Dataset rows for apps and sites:

>>>>>

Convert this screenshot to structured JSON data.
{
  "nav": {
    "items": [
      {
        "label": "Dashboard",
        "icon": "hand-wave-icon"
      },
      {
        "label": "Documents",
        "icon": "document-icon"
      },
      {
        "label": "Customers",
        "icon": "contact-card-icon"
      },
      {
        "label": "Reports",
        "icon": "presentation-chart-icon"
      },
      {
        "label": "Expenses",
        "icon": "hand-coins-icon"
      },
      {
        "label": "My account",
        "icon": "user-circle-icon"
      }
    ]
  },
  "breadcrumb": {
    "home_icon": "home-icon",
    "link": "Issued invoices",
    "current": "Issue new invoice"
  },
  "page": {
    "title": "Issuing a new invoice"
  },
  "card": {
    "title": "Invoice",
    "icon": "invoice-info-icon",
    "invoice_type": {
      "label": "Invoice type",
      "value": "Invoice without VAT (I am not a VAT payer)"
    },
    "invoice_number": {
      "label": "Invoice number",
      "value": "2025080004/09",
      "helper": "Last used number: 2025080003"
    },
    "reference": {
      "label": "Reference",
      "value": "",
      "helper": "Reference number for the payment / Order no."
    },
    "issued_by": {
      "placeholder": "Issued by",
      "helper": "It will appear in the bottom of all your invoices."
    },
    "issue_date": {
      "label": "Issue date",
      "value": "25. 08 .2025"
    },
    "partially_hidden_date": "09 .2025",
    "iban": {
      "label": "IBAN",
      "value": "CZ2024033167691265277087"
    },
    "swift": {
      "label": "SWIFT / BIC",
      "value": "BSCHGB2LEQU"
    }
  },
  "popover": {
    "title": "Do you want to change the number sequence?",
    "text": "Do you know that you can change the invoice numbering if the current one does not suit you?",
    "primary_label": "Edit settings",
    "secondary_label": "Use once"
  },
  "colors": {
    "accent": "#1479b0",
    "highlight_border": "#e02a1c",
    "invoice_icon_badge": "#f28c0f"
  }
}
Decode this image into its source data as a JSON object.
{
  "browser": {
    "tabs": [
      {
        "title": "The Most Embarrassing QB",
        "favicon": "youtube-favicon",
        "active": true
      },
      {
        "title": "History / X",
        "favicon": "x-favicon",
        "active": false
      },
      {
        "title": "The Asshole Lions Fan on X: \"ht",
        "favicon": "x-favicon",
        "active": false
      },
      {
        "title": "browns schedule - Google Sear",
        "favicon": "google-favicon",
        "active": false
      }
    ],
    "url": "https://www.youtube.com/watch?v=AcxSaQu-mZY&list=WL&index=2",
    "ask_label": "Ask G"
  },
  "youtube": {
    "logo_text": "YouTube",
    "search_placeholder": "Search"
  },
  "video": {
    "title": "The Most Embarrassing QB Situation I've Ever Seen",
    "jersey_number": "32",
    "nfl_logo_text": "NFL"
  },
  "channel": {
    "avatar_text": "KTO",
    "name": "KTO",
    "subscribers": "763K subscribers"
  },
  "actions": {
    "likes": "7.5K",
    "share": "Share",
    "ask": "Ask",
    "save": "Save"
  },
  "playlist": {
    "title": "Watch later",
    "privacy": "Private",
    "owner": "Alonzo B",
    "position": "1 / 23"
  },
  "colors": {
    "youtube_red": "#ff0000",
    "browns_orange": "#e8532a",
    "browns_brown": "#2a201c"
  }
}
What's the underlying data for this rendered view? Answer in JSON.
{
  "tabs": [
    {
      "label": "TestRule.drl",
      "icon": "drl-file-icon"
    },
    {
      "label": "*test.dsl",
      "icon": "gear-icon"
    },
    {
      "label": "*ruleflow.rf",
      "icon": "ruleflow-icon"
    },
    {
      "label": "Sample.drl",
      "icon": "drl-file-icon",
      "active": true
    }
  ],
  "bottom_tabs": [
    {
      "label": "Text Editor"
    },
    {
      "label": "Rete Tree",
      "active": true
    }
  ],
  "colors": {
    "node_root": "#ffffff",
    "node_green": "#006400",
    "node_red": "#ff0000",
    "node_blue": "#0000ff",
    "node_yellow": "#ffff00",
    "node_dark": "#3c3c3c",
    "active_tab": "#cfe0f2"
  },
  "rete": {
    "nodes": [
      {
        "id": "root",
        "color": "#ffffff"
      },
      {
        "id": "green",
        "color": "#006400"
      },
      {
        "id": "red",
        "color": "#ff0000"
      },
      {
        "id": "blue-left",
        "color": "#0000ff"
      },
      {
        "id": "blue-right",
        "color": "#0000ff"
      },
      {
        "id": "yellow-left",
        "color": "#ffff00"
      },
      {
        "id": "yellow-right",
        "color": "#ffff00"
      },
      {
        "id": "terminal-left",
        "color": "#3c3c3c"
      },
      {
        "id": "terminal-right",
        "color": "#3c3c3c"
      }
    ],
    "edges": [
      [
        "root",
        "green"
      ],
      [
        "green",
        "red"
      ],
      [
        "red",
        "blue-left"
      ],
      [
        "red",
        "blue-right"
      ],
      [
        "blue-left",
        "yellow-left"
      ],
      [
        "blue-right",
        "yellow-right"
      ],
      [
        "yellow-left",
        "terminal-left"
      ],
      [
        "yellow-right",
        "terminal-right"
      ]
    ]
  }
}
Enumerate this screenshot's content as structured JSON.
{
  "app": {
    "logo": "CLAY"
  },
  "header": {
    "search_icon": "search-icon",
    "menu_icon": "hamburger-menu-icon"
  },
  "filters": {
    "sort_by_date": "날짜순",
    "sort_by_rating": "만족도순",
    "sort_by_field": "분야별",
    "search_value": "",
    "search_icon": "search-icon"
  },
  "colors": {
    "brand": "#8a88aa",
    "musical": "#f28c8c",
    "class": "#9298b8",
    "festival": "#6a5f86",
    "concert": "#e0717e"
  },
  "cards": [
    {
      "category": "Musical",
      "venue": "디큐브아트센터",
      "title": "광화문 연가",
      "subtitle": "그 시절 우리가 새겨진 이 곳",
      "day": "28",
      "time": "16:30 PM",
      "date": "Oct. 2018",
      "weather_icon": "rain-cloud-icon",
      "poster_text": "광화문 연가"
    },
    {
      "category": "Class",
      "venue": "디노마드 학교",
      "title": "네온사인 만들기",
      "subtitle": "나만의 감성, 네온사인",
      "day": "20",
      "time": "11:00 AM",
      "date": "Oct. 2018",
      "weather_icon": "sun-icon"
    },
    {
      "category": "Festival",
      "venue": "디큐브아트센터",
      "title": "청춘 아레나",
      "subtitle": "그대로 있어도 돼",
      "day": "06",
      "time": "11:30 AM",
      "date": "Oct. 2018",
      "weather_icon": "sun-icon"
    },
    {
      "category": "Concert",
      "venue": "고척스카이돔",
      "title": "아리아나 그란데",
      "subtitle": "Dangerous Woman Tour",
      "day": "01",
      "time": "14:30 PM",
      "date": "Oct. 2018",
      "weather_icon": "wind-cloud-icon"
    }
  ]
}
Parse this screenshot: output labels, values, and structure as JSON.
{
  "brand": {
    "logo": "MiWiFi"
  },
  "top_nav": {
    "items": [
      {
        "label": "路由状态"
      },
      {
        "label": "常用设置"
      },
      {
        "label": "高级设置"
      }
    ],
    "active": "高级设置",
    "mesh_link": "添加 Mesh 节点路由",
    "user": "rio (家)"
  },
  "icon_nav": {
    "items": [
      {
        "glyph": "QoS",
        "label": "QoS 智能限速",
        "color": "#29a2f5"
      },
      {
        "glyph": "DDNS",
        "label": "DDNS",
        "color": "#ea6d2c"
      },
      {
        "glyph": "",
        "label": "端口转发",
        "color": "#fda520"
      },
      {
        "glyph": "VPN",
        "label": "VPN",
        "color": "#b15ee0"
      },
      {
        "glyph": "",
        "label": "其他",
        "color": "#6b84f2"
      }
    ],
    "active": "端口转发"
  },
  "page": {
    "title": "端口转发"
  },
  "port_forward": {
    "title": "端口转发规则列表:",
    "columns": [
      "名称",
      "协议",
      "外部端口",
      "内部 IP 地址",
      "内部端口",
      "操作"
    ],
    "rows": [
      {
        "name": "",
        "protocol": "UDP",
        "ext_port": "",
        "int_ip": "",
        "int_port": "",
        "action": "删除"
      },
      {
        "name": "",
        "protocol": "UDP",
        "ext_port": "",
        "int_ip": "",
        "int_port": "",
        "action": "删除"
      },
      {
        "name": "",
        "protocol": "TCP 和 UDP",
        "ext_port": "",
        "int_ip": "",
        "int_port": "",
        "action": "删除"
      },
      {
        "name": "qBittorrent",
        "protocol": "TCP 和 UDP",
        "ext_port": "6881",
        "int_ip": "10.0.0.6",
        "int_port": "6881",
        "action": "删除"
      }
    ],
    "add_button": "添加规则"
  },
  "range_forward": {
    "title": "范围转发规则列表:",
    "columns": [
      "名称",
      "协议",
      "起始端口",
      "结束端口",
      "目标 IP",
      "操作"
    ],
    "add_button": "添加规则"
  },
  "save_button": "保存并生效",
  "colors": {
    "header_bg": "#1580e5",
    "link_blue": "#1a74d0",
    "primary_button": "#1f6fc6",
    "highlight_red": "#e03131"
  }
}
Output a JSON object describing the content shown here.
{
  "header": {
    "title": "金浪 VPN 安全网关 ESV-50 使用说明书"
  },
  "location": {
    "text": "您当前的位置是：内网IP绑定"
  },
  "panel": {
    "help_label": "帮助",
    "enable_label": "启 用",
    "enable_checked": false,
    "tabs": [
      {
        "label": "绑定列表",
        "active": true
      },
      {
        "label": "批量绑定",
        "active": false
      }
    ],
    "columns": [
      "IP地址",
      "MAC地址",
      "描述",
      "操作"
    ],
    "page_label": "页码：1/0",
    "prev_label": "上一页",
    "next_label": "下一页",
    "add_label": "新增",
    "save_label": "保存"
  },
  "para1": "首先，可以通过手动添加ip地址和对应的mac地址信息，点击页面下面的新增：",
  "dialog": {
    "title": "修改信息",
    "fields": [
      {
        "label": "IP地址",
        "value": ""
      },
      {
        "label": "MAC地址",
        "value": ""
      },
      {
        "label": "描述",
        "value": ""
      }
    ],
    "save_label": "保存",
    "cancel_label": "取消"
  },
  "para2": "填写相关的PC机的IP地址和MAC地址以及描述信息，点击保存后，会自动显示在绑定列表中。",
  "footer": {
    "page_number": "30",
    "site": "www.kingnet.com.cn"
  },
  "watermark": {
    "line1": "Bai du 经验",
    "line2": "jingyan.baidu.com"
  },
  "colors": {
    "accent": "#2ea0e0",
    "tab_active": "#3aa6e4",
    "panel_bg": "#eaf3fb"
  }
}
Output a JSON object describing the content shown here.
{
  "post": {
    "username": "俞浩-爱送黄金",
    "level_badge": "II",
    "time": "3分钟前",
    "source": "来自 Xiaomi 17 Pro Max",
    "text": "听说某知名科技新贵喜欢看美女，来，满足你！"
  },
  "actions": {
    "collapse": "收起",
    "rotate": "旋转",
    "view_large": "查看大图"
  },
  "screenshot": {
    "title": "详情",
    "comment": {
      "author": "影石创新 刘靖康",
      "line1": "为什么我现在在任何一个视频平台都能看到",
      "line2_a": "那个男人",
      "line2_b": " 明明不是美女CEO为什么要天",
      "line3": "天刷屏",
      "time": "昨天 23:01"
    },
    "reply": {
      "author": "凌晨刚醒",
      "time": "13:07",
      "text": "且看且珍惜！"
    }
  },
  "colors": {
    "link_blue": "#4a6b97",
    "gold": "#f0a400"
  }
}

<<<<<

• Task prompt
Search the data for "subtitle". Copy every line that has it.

• Response to this exercise
      "subtitle": "그 시절 우리가 새겨진 이 곳",
      "subtitle": "나만의 감성, 네온사인",
      "subtitle": "그대로 있어도 돼",
      "subtitle": "Dangerous Woman Tour",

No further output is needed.